A SPEECH and language therapist has told an inquiry into the death of a Greenock care home resident that it is not possible to identify the kind of food he choked on before passing away.

Robert McPaul died at Sir Gabriel Wood’s Mariners’ Home in March 2018 after he was served a steak pie meal which was unsuitable for his dietary requirements.

The fatal accident inquiry (FAI) previously heard that the 70-year-old had been placed on a textured diet following previous choking incidents.

Giving evidence via video link on Tuesday, a speech and language therapist who compiled a report in the wake of Mr McPaul’s death noted that pastry contained in the dish was not in line with his fork-mashed diet.

She explained that puff pasty is categorised as a ‘bread product’ which requires ‘as many chewing cycles as peanuts’.

READ MORE: Robert McPaul FAI begins at Greenock Sheriff Court

While some textured diets will allow for consumption of bread, the therapist said this would be decided on an individual basis – and that there was no evidence that bread was an exception for Mr McPaul.

The witness added: “It is not possible to identify the material that cause the obstruction.

“However, in my opinion, it is possible that the item was puff pastry.

“It is possible it was an item of food Mr McPaul pocketed in his mouth.”

Earlier this year, the inquiry heard that Mr McPaul was due to be served a chicken paella dish on the day he died, but was mistakenly given steak pie.

(Image: Newsquest)

Two carers were present when he ‘grabbed’ a piece of food with his hand and placed it in his mouth before he started to choke.

Previous evidence also noted that Mr McPaul was prone to eating too quickly and overfilling his mouth, posing a risk of choking.

The speech and language therapist said: “In my opinion, it would have been unlikely that the two staff members in the canteen at the time would have been able to supervise Mr McPaul adequately for the duration of his meal.”

READ MORE: Robert McPaul FAI hears evidence from care assistant 

She said that had there been more staff present, she would have expected them to notice ‘quite quickly’ that the meal was unsuitable.

The inquiry heard that textured diets are not an ‘exact science’ and that they are dependent on the individual and a number of other factors.

(Image: Newsquest)

Following Mr McPaul’s death, a colour coded plate system was implemented at the home to help staff distinguish between different types of meals.
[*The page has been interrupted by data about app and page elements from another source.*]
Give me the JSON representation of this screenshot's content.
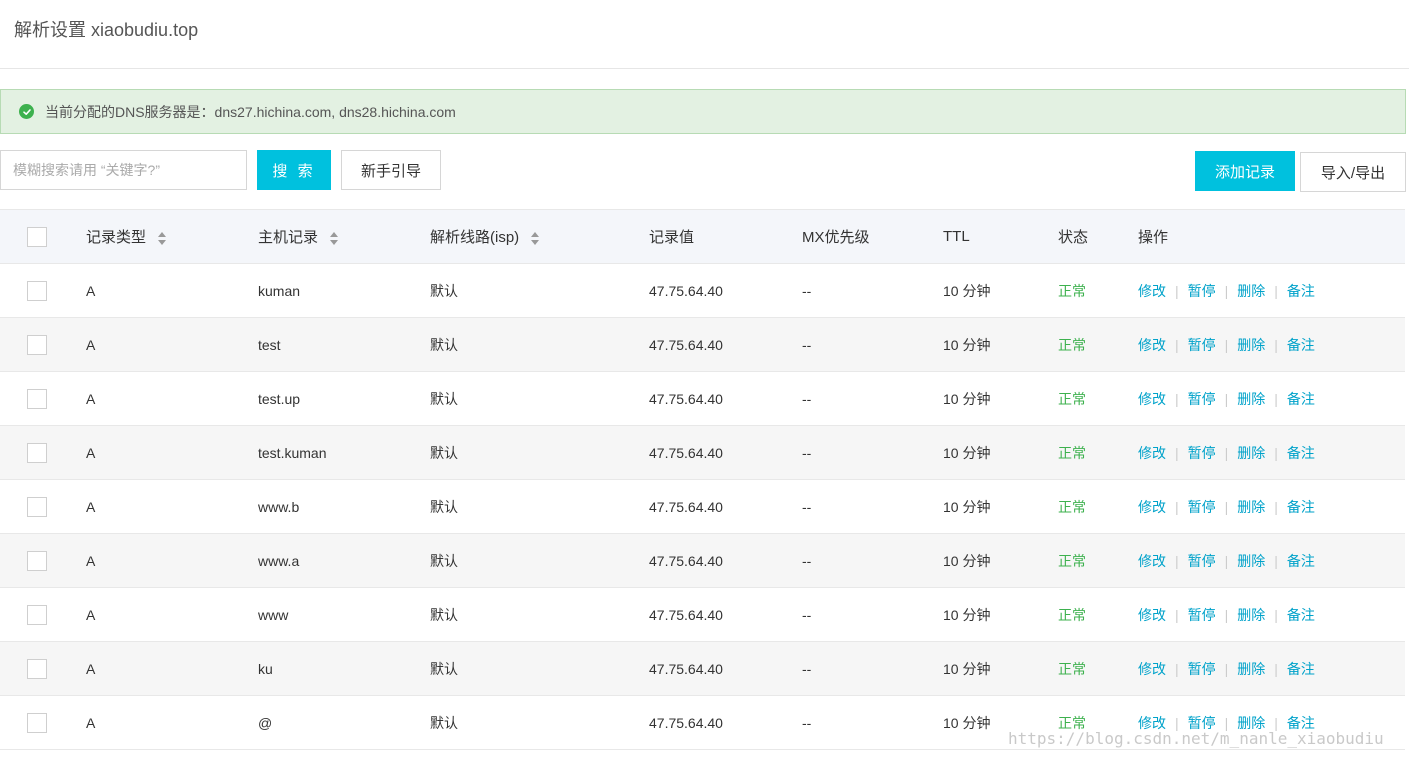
{
  "page": {
    "title": "解析设置 xiaobudiu.top"
  },
  "alert": {
    "text": "当前分配的DNS服务器是：dns27.hichina.com, dns28.hichina.com",
    "icon": "check-circle-icon",
    "color": "#3db14e"
  },
  "toolbar": {
    "search_placeholder": "模糊搜索请用 “关键字?”",
    "search_label": "搜 索",
    "guide_label": "新手引导",
    "add_label": "添加记录",
    "import_export_label": "导入/导出"
  },
  "table": {
    "headers": {
      "type": "记录类型",
      "host": "主机记录",
      "line": "解析线路(isp)",
      "value": "记录值",
      "mx": "MX优先级",
      "ttl": "TTL",
      "status": "状态",
      "ops": "操作"
    },
    "ops_labels": {
      "edit": "修改",
      "pause": "暂停",
      "delete": "删除",
      "note": "备注",
      "separator": "|"
    },
    "rows": [
      {
        "type": "A",
        "host": "kuman",
        "line": "默认",
        "value": "47.75.64.40",
        "mx": "--",
        "ttl": "10 分钟",
        "status": "正常"
      },
      {
        "type": "A",
        "host": "test",
        "line": "默认",
        "value": "47.75.64.40",
        "mx": "--",
        "ttl": "10 分钟",
        "status": "正常"
      },
      {
        "type": "A",
        "host": "test.up",
        "line": "默认",
        "value": "47.75.64.40",
        "mx": "--",
        "ttl": "10 分钟",
        "status": "正常"
      },
      {
        "type": "A",
        "host": "test.kuman",
        "line": "默认",
        "value": "47.75.64.40",
        "mx": "--",
        "ttl": "10 分钟",
        "status": "正常"
      },
      {
        "type": "A",
        "host": "www.b",
        "line": "默认",
        "value": "47.75.64.40",
        "mx": "--",
        "ttl": "10 分钟",
        "status": "正常"
      },
      {
        "type": "A",
        "host": "www.a",
        "line": "默认",
        "value": "47.75.64.40",
        "mx": "--",
        "ttl": "10 分钟",
        "status": "正常"
      },
      {
        "type": "A",
        "host": "www",
        "line": "默认",
        "value": "47.75.64.40",
        "mx": "--",
        "ttl": "10 分钟",
        "status": "正常"
      },
      {
        "type": "A",
        "host": "ku",
        "line": "默认",
        "value": "47.75.64.40",
        "mx": "--",
        "ttl": "10 分钟",
        "status": "正常"
      },
      {
        "type": "A",
        "host": "@",
        "line": "默认",
        "value": "47.75.64.40",
        "mx": "--",
        "ttl": "10 分钟",
        "status": "正常"
      }
    ]
  },
  "watermark": {
    "text": "https://blog.csdn.net/m_nanle_xiaobudiu"
  },
  "colors": {
    "primary": "#00c1de",
    "link": "#00a2ca",
    "status_ok": "#3db14e",
    "alert_bg": "#e3f1e2"
  }
}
Asked if she would expect any other changes to be made, the witness said: “I might expect that the meal is checked in terms of what is on the plate as well, just in case that colour coded plate was provided in error.

“I would expect a check by the chef and another check from the staff.”

The fatal accident inquiry before Sheriff Sheena Fraser is due to continue on July 18.